Of all weaknesses possessed by the Dallas Cowboys, wide receiver doesn't generally jump out as a top concern. Given the money doled out to starting wide receivers Dez Bryant and Miles Austin, there doesn't seem to be much question regarding who´s expected to catch most passes thrown by quarterback Tony Romo, provided he´s still standing up to find them.
But a closer look reveals that this position, extremely overrated in today's pass-happy NFL, is not very well stocked on the depth chart.
Expect this to change.
No, a pass catcher won't rank as a priority over the Cowboys' first three to four selections in the upcoming NFL draft in April. Beyond that, Dallas might take a shot at a receiver late in the selection meeting, but how likely are they to find a prospect that's much better than the guys they already have?
I would simply say that it isn't likely at all.
Here's the deal: Beyond three-year veteran Bryant, there is virtually no one proven or reliable as a pass catcher. Tight end Jason Witten speaks for himself and certainly helps a struggling offensive line by catching more than his share of passes, but we're just talking receivers here.
Being the future focal point of Dallas' offense, or at least it appears that way now, Bryant could use some consistent help on the other side and he's not getting that from the dramatically overpaid and overrated Austin, who should be looking for a lower paycheck on another team next season.
But Austin likely is going nowhere this offseason, and so the depth chart really has some concerns.
Since the draft will be about positions that just don't include wide receiver, free agency is going to be the option.
Remember Laurent Robinson's out-of-nowhere campaign in 2011? His 858 yards receiving were nothing to write home about, but his 11 touchdown receptions caught the eyes of the NFL. Playing on a one-year contract that year, Robinson was allowed to walk in free agency last offseason and there was nothing close to a replacement for his productivity.
Bryant and Austin are capable of putting up those kinds of numbers, especially the touchdowns, but consistency and reliability have prevented this from happening very often over the past few seasons.
Dwayne Harris emerged last season as a weapon returning punts, but his ability to contribute to the Dallas offense in the future is a bit of a question mark.
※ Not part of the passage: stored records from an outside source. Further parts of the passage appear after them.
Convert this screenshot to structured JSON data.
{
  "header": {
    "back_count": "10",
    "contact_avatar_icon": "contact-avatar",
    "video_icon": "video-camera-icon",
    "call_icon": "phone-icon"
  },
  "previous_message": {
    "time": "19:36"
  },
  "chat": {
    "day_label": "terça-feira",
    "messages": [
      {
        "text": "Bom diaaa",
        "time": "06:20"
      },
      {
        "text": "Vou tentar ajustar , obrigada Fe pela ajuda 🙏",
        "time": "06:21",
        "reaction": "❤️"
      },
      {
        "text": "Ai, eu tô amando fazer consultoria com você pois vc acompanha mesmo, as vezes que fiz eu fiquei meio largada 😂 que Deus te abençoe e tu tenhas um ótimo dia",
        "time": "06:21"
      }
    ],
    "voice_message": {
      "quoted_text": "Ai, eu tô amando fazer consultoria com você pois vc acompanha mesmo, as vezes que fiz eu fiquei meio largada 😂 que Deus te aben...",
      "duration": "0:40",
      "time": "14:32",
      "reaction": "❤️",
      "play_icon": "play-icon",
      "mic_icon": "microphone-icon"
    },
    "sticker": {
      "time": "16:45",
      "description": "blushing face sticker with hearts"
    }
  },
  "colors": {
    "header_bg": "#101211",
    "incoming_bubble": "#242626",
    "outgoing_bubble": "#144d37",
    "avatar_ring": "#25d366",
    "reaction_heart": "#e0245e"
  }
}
Harris hasn't done it yet.
Even if you believe that Harris will continue to progress, which he certainly could, this leaves just three wide receivers who have shown the right potential and skill set to at least stick around in the Dallas offense. But there needs to be more capability and depth at this position.Coal Beasley?
Now, don't expect Dallas to go after a wide receiver early in free agency. Guys like Mike Wallace, Greg Jennings and Victor Cruz will either be too expensive or too old to justify a big, multi-year contract. The Cowboys simply don't have that kind of money to spend and they certainly have other needs.
So, I'm looking toward players like Brian Hartline, Tedd Ginn, Jr., or even Braylon Edwards.
Receivers like these will not be setting the market at the position and therefore could be a bargain. A strong third wideout doesn't have to be a guy that catches 60-plus passes each season—not in Dallas, anyway.
Another intriguing veteran is David Nelson, a 6'5" pass catcher who will be coming off a season-ending surgery to repair a ruptured ACL suffered as the regular season began last September. Nelson would be the tallest wide receiver on the roster, as it stands now, and could possibly offer a future alternative for Austin as a No. 2 receiver.
Do the Dallas Cowboys have enough depth at wide receiver?
Remember too that Robinson wasn't acquired by the Cowboys until September of 2011, so it's not like he was expensive or even well-known as a player then. But opportunity presented itself and this move surpassed everybody's expectations.
The Cowboys don't have to wait until September to make a move on a receiver. They also won't be jumping to the head of the line to overpay for a receiver, either.
But Dallas has to have its eyes wide open for not just a future contributor for years to come, but also for a player who can bolster Romo's options in the passing game that lame-duck head coach Jason Garrett loves so much.
It might just be the "Romo-Friendly" thing to do.